[Opening SUPPLIED DATA section]

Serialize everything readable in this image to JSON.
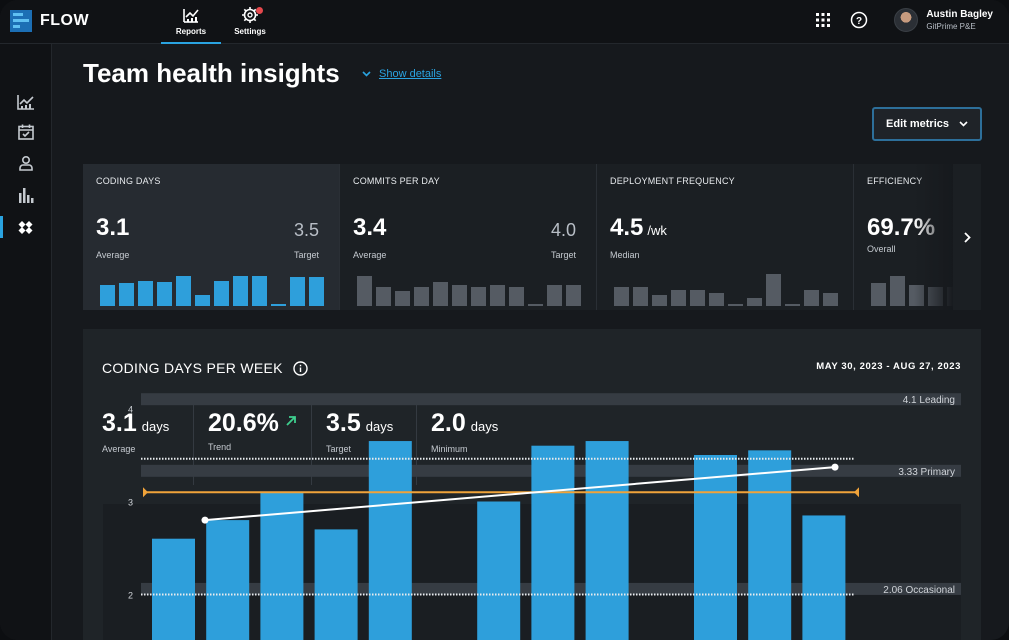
{
  "app": {
    "name": "FLOW"
  },
  "nav": {
    "tabs": [
      {
        "label": "Reports",
        "icon": "reports-chart-icon",
        "active": true
      },
      {
        "label": "Settings",
        "icon": "settings-gear-icon",
        "active": false
      }
    ]
  },
  "user": {
    "name": "Austin Bagley",
    "org": "GitPrime P&E"
  },
  "sidebar": {
    "items": [
      {
        "icon": "line-chart-icon",
        "active": false
      },
      {
        "icon": "calendar-check-icon",
        "active": false
      },
      {
        "icon": "person-icon",
        "active": false
      },
      {
        "icon": "bar-chart-icon",
        "active": false
      },
      {
        "icon": "diamonds-icon",
        "active": true
      }
    ]
  },
  "header": {
    "title": "Team health insights",
    "show_details": "Show details",
    "edit_metrics": "Edit metrics"
  },
  "cards": [
    {
      "title": "CODING DAYS",
      "value": "3.1",
      "sub": "Average",
      "target": "3.5",
      "target_sub": "Target",
      "spark": [
        0.55,
        0.6,
        0.65,
        0.62,
        0.78,
        0.3,
        0.65,
        0.78,
        0.78,
        0.05,
        0.75,
        0.75
      ],
      "color": "#2e9fdb",
      "active": true
    },
    {
      "title": "COMMITS PER DAY",
      "value": "3.4",
      "sub": "Average",
      "target": "4.0",
      "target_sub": "Target",
      "spark": [
        0.78,
        0.5,
        0.4,
        0.5,
        0.62,
        0.55,
        0.5,
        0.55,
        0.5,
        0.05,
        0.55,
        0.55
      ],
      "color": "#555b63",
      "active": false
    },
    {
      "title": "DEPLOYMENT FREQUENCY",
      "value": "4.5",
      "unit": "/wk",
      "sub": "Median",
      "spark": [
        0.5,
        0.5,
        0.3,
        0.42,
        0.42,
        0.35,
        0.05,
        0.2,
        0.85,
        0.05,
        0.42,
        0.35
      ],
      "color": "#555b63",
      "active": false
    },
    {
      "title": "EFFICIENCY",
      "value": "69.7%",
      "sub": "Overall",
      "spark": [
        0.6,
        0.8,
        0.55,
        0.5,
        0.5
      ],
      "color": "#555b63",
      "active": false
    }
  ],
  "panel": {
    "title": "CODING DAYS PER WEEK",
    "date_range": "MAY 30, 2023 - AUG 27, 2023",
    "stats": [
      {
        "value": "3.1",
        "unit": "days",
        "label": "Average"
      },
      {
        "value": "20.6%",
        "unit": "",
        "label": "Trend",
        "trend_icon": "arrow-up-right-icon"
      },
      {
        "value": "3.5",
        "unit": "days",
        "label": "Target"
      },
      {
        "value": "2.0",
        "unit": "days",
        "label": "Minimum"
      }
    ]
  },
  "chart_data": {
    "type": "bar",
    "yticks": [
      "4",
      "3",
      "2"
    ],
    "ylim": [
      1.5,
      4.3
    ],
    "values": [
      2.6,
      2.8,
      3.1,
      2.7,
      3.65,
      null,
      3.0,
      3.6,
      3.65,
      null,
      3.5,
      3.55,
      2.85
    ],
    "bands": [
      {
        "label": "4.1 Leading",
        "value": 4.1
      },
      {
        "label": "3.33 Primary",
        "value": 3.33
      },
      {
        "label": "2.06 Occasional",
        "value": 2.06
      }
    ],
    "target": 3.1,
    "trend": {
      "start": 2.8,
      "end": 3.37
    },
    "reference_dotted": [
      3.46,
      2.0
    ],
    "colors": {
      "bar": "#2e9fdb",
      "target": "#f0a33a",
      "trend": "#ffffff",
      "band": "#363c43"
    }
  }
}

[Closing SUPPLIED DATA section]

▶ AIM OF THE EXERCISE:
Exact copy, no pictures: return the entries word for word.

▶ SOLUTION BELOW:
Serialize everything readable in this image to JSON.
{
  "app": {
    "name": "FLOW"
  },
  "nav": {
    "tabs": [
      {
        "label": "Reports",
        "icon": "reports-chart-icon",
        "active": true
      },
      {
        "label": "Settings",
        "icon": "settings-gear-icon",
        "active": false
      }
    ]
  },
  "user": {
    "name": "Austin Bagley",
    "org": "GitPrime P&E"
  },
  "sidebar": {
    "items": [
      {
        "icon": "line-chart-icon",
        "active": false
      },
      {
        "icon": "calendar-check-icon",
        "active": false
      },
      {
        "icon": "person-icon",
        "active": false
      },
      {
        "icon": "bar-chart-icon",
        "active": false
      },
      {
        "icon": "diamonds-icon",
        "active": true
      }
    ]
  },
  "header": {
    "title": "Team health insights",
    "show_details": "Show details",
    "edit_metrics": "Edit metrics"
  },
  "cards": [
    {
      "title": "CODING DAYS",
      "value": "3.1",
      "sub": "Average",
      "target": "3.5",
      "target_sub": "Target",
      "spark": [
        0.55,
        0.6,
        0.65,
        0.62,
        0.78,
        0.3,
        0.65,
        0.78,
        0.78,
        0.05,
        0.75,
        0.75
      ],
      "color": "#2e9fdb",
      "active": true
    },
    {
      "title": "COMMITS PER DAY",
      "value": "3.4",
      "sub": "Average",
      "target": "4.0",
      "target_sub": "Target",
      "spark": [
        0.78,
        0.5,
        0.4,
        0.5,
        0.62,
        0.55,
        0.5,
        0.55,
        0.5,
        0.05,
        0.55,
        0.55
      ],
      "color": "#555b63",
      "active": false
    },
    {
      "title": "DEPLOYMENT FREQUENCY",
      "value": "4.5",
      "unit": "/wk",
      "sub": "Median",
      "spark": [
        0.5,
        0.5,
        0.3,
        0.42,
        0.42,
        0.35,
        0.05,
        0.2,
        0.85,
        0.05,
        0.42,
        0.35
      ],
      "color": "#555b63",
      "active": false
    },
    {
      "title": "EFFICIENCY",
      "value": "69.7%",
      "sub": "Overall",
      "spark": [
        0.6,
        0.8,
        0.55,
        0.5,
        0.5
      ],
      "color": "#555b63",
      "active": false
    }
  ],
  "panel": {
    "title": "CODING DAYS PER WEEK",
    "date_range": "MAY 30, 2023 - AUG 27, 2023",
    "stats": [
      {
        "value": "3.1",
        "unit": "days",
        "label": "Average"
      },
      {
        "value": "20.6%",
        "unit": "",
        "label": "Trend",
        "trend_icon": "arrow-up-right-icon"
      },
      {
        "value": "3.5",
        "unit": "days",
        "label": "Target"
      },
      {
        "value": "2.0",
        "unit": "days",
        "label": "Minimum"
      }
    ]
  },
  "chart_data": {
    "type": "bar",
    "yticks": [
      "4",
      "3",
      "2"
    ],
    "ylim": [
      1.5,
      4.3
    ],
    "values": [
      2.6,
      2.8,
      3.1,
      2.7,
      3.65,
      null,
      3.0,
      3.6,
      3.65,
      null,
      3.5,
      3.55,
      2.85
    ],
    "bands": [
      {
        "label": "4.1 Leading",
        "value": 4.1
      },
      {
        "label": "3.33 Primary",
        "value": 3.33
      },
      {
        "label": "2.06 Occasional",
        "value": 2.06
      }
    ],
    "target": 3.1,
    "trend": {
      "start": 2.8,
      "end": 3.37
    },
    "reference_dotted": [
      3.46,
      2.0
    ],
    "colors": {
      "bar": "#2e9fdb",
      "target": "#f0a33a",
      "trend": "#ffffff",
      "band": "#363c43"
    }
  }
}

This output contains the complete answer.